Nokia saw such a catalyst in the seemingly welcome reception for the Nokia Lumia 920 and 920T, which reports of "out-of-stock" situations in several places, including China. RIMM saw the spark in constant news and hopes about the impending BlackBerry 10 launch.
So What's The Problem With Year-End?
It's rather simple. As it stands, 2012 is turning out to be a decent year for stocks. The S&P500 (SPY) is up 11.4% year-to-date, and the Nasdaq (QQQ) is up 13%. Select widely-held stocks such as Apple (AAPL) are up even more, with Apple being up 39.3% year-to-date.
With 2012 having been quite volatile even if positive, with, for instance, Apple having traded over $700 before plunging all the way back to where it stands now (and even lower), it's quite likely that a good deal of capital gains were realized along the way.

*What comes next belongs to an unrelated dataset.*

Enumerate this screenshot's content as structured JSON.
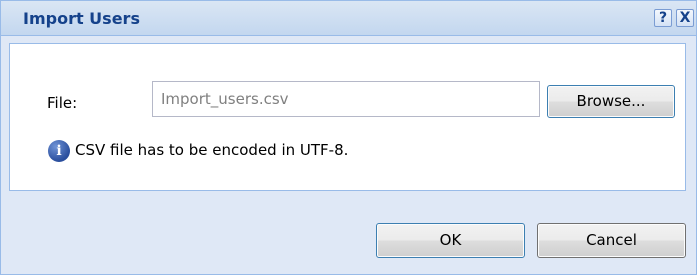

And that brings us to the problem. In most years, tax selling is already a significant event, with investors selling some of their losers near the end of the year to offset the realized capital gains. This is also reinforced by the fact that the fiscal cliff might have led more investors to take profits during 2012 -- as opposed to 2013, where capital gains taxes might be much higher. This all means the effect could be even stronger. So widely held stocks that suffered losses during the year are bound to see more selling closer to year-end.
Such is the case with RIMM and Nokia. Although both stocks have seen a huge rebound in the last few weeks, both are still negative for the year. RIMM is still down 20.5% since 2011 year-end, and Nokia is still down 27.6% from the same time. Also, both RIMM and Nokia have fallen massively over the last few years, so it's likely that a lot of their shareholders still have large losses they might realize in these names.
Given this effect, it's probably wise to sell RIMM and Nokia into the present rallies, even if one plans on staying in the names come 2013. This can be achieved by selling between now and the end of November, and then buying back the names after a month plus one day has passed (this ensures the sale is valid for booking any existing losses).
Nokia and RIMM are two stocks that are very likely to get hit with tax selling near the end of 2012. As such, it might pay to anticipate such selling and sell into the present rally, even if one wants to stay in those two names. Then closer to 2012 year-end, the tax selling can be used to re-establish positions.